ENTRIES SHOWN: Begin

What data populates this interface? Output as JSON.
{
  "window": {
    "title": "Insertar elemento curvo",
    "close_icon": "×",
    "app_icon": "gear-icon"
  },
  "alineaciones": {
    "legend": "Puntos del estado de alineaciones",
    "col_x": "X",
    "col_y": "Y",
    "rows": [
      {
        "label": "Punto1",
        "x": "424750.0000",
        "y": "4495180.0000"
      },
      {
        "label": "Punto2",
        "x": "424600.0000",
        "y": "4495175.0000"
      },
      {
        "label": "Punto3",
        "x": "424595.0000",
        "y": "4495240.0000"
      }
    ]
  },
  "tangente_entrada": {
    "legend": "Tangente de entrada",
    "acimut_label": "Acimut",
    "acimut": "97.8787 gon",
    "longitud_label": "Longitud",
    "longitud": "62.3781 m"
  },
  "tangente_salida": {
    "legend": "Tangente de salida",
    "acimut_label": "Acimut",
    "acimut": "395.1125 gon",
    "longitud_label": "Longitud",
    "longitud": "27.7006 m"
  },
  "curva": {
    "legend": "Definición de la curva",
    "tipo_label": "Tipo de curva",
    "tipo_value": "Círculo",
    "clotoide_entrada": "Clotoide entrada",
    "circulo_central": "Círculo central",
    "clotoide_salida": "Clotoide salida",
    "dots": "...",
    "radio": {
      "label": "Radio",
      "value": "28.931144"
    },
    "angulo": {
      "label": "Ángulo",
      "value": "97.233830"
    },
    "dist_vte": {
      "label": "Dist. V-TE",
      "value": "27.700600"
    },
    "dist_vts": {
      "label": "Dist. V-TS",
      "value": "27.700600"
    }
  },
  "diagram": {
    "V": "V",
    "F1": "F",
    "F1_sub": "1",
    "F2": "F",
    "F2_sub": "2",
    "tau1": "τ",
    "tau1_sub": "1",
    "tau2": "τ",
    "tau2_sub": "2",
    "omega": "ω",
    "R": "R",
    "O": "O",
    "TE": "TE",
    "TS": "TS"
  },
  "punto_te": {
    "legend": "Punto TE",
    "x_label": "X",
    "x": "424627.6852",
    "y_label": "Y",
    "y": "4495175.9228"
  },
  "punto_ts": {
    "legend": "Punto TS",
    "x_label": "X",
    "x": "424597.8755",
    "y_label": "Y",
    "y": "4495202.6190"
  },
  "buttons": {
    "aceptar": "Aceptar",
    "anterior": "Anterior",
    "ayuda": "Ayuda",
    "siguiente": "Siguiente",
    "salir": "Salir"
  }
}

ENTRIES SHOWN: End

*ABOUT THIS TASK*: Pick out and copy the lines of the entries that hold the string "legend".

*TASK ANSWER*:
    "legend": "Puntos del estado de alineaciones",
    "legend": "Tangente de entrada",
    "legend": "Tangente de salida",
    "legend": "Definición de la curva",
    "legend": "Punto TE",
    "legend": "Punto TS",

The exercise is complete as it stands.